“At least I’m not hiding down here and drowning my problems in a bottle of wine,” Anton replied evenly. “You’re the one who’s so obsessed with your duty, Jude. You know none of that means anything to me, so why should I pretend that it does?”
Jude’s mouth twisted. “If the Prophets were still here, they would be laughing at us for ever pinning our hope on you.”
Anger grew bright in Anton’s chest and behind his teeth as he met Jude’s blazing eyes.
“Then find someone else,” he bit out. “Let me go, and find someone else to be a savior or whatever it is you think I am, because I never wanted any of this.”
“There is no one else!” Jude roared, backing Anton into the shelf. The scent of sweet wine hit his nose as Jude loomed over him. “You were the one who was meant to do this! From the moment you were born, from the moment the skies lit up for you, it was always going to be you. Don’t you get that?”
Jude’s eyes blazed like a storm. His hands gripped the front of Anton’s tunic, pinning him in place. Silence crackled between them.
“It’s hard, isn’t it?” Anton said, working to keep his voice from trembling, willing himself not to look away from the tempest in Jude’s eyes.
Jude swallowed thickly. “What is?”
“To believe in something so much, only to have it disappoint you.”
Jude made a low noise like he’d been struck.
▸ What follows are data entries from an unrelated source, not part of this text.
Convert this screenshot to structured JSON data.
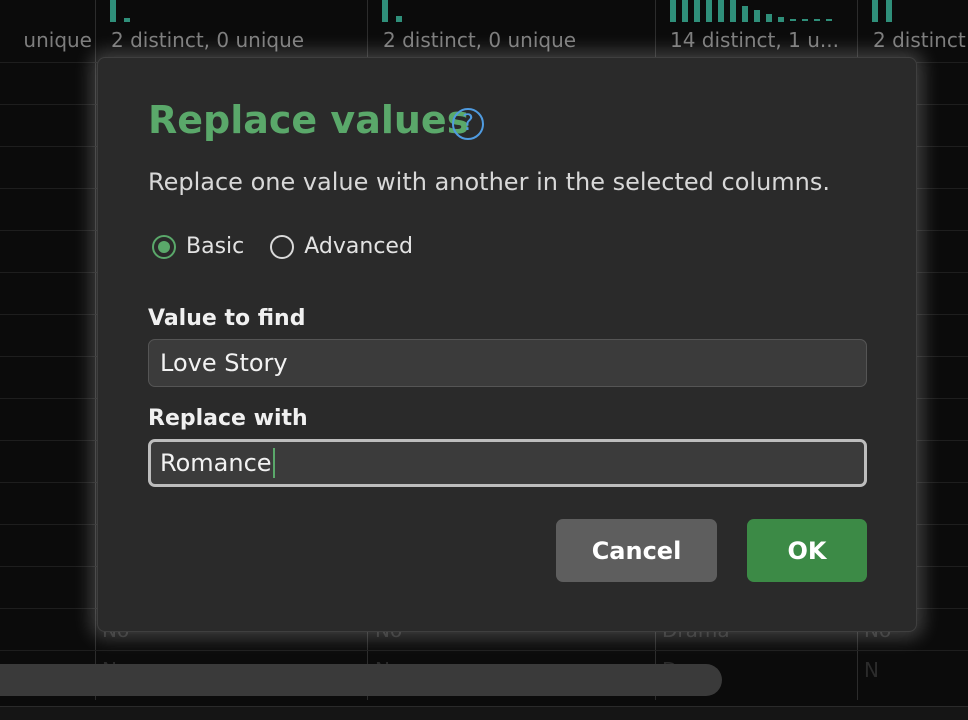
{
  "background": {
    "column_stats": [
      "unique",
      "2 distinct, 0 unique",
      "2 distinct, 0 unique",
      "14 distinct, 1 u...",
      "2 distinct"
    ],
    "ghost_cells": [
      "No",
      "No",
      "Drama",
      "No",
      "N",
      "N",
      "D",
      "N"
    ]
  },
  "dialog": {
    "title": "Replace values",
    "help_icon": "question-circle-icon",
    "subtitle": "Replace one value with another in the selected columns.",
    "mode_options": [
      {
        "label": "Basic",
        "selected": true
      },
      {
        "label": "Advanced",
        "selected": false
      }
    ],
    "find_label": "Value to find",
    "find_value": "Love Story",
    "replace_label": "Replace with",
    "replace_value": "Romance",
    "cancel_label": "Cancel",
    "ok_label": "OK"
  },
  "colors": {
    "accent": "#5aa86a",
    "ok_button": "#3c8a46",
    "cancel_button": "#5e5e5e",
    "help_icon": "#4f9be0",
    "histogram": "#2f8f7a"
  }
}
His hand fell away from Anton and he stepped back, stricken.
A wave of guilt swelled inside Anton. He forced it down, adjusting the strap on his shoulder and turning toward the door.
Jude’s voice sounded behind him, quiet and small. “They’re going to exile me.”
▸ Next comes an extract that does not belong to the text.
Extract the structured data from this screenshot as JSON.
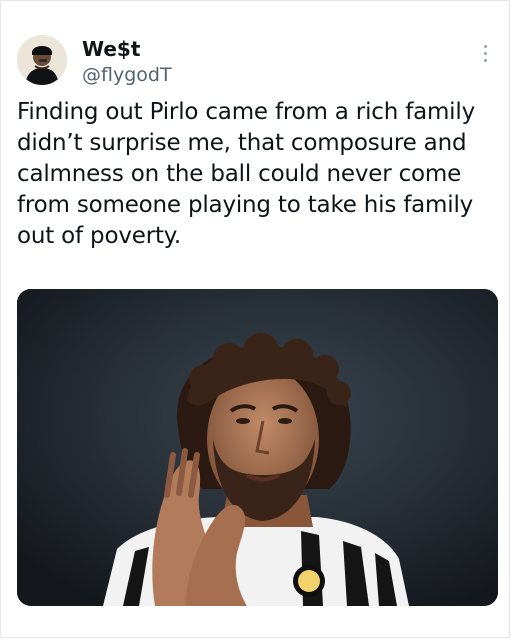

Anton froze. He felt suddenly cold, as if a draft had whisked into the storeroom. Exile?
In the hold of the ship Illya had imprisoned them on, Jude had been utterly defeated and without hope. That was how he looked now. Crushed. Back then, it was because Jude had thought he failed the Prophet. Failed Anton.
“How can they do that?” he asked. “After everything you did? After everything you sacrificed?”
“The oath of the Paladin is sacred,” Jude replied. “And I tarnished it.”
“But you found the Prophet,” Anton argued. “They can’t just deny—” He stopped. They could deny it. Because Anton hadn’t proven himself. And without that proof, Jude’s sacrifice meant nothing. Without that proof, he had failed in their eyes.
“The Tribunal will deliberate tomorrow, but my heart already knows what the outcome will be,” Jude said, bowing his head. “I will accept the punishment for my mistakes.”
Mistakes. Those mistakes had put Jude in Anton’s path. Those mistakes had led to Nazirah. To the top of the tower, to the bottom of the sea. To Anton finally facing the vision that had haunted him almost his entire life.
And now they meant Jude would lose the one thing that meant anything to him.
“Come with me,” Anton said suddenly, the words tumbling from his mouth before he could consider them. He took a step toward him, suddenly overcome with this foolish, reckless possibility. “Jude—come with me. Leave before they can make you.”
But when Jude raised his eyes, Anton saw the hollow resignation in them.
Keeper or not, Jude would stay. He would accept whatever the Order decided because nothing was more important to him than his duty.
Not even the Last Prophet.
As the Shadow Rises is now available for pre-order. It is slated to be released on September 1st, 2020.